* EXERCISE OBJECTIVE:
Your task is to filter the data below down to the lines holding "value".

* RECORDS FOR THIS EXERCISE:
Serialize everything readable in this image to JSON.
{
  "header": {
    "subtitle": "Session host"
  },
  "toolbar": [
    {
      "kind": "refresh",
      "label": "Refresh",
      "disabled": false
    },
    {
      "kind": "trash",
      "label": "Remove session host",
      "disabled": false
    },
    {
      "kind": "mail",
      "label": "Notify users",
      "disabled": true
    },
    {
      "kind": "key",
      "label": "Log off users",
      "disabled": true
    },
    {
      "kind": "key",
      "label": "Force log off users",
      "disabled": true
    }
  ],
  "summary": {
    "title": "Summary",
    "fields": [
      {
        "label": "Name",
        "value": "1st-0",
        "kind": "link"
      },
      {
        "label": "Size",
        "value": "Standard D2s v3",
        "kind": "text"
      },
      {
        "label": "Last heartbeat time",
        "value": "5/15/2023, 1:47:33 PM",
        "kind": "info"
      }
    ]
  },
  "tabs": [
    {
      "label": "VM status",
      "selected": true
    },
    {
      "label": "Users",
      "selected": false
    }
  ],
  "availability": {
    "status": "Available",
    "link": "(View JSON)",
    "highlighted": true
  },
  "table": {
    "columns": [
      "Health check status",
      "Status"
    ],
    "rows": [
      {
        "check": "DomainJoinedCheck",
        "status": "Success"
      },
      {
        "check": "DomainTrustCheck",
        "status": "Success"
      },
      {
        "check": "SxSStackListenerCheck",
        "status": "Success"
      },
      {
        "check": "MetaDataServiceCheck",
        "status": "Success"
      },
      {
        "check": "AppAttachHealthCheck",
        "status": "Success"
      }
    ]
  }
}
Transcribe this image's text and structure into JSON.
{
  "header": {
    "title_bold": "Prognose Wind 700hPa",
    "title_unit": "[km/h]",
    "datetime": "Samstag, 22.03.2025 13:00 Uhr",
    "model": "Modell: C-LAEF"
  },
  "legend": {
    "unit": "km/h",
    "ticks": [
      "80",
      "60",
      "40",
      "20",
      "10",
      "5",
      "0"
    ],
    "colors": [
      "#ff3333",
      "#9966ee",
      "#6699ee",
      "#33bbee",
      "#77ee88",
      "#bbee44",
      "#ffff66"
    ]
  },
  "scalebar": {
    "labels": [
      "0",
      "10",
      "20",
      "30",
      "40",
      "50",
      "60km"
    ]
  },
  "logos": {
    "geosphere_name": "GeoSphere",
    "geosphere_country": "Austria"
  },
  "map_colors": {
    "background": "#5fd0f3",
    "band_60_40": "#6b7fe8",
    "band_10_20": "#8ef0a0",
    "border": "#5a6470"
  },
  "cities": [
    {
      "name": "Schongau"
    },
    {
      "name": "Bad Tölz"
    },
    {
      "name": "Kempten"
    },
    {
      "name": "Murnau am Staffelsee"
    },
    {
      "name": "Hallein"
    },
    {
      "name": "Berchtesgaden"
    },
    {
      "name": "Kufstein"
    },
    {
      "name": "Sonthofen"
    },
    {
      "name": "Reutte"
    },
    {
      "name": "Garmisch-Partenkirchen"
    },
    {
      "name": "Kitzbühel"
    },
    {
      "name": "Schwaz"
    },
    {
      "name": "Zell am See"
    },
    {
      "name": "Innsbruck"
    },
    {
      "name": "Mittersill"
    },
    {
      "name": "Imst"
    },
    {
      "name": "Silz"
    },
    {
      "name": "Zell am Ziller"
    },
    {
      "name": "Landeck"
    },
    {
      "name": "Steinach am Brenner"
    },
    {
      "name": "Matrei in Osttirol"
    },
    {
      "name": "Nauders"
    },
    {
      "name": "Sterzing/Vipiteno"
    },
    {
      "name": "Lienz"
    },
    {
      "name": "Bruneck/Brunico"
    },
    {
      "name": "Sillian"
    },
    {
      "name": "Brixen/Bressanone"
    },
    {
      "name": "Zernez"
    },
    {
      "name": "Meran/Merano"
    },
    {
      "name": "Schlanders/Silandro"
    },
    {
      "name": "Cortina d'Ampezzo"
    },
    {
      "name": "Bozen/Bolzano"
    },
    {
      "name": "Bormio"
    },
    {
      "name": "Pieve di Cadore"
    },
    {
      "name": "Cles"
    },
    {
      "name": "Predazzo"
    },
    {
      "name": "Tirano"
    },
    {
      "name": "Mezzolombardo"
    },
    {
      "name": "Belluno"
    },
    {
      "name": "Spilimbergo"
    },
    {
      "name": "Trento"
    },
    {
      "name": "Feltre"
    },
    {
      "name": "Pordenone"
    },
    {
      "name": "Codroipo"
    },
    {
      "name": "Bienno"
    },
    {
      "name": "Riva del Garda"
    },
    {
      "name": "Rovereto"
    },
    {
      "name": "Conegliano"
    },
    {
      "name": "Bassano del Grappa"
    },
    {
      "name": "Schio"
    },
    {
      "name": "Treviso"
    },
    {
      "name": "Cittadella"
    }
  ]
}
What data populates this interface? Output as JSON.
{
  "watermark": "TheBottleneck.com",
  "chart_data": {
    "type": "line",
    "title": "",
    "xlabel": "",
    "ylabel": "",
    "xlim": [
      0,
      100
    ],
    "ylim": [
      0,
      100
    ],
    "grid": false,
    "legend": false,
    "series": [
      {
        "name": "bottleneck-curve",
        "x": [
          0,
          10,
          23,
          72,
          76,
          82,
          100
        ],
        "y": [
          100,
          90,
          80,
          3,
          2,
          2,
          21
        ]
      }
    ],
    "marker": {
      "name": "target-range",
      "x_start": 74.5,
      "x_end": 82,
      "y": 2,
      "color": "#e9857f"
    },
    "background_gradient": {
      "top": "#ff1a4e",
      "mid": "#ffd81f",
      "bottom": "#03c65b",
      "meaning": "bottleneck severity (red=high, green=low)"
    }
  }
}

* SOLUTION FOR THIS PROBLEM:
        "value": "1st-0",
        "value": "Standard D2s v3",
        "value": "5/15/2023, 1:47:33 PM",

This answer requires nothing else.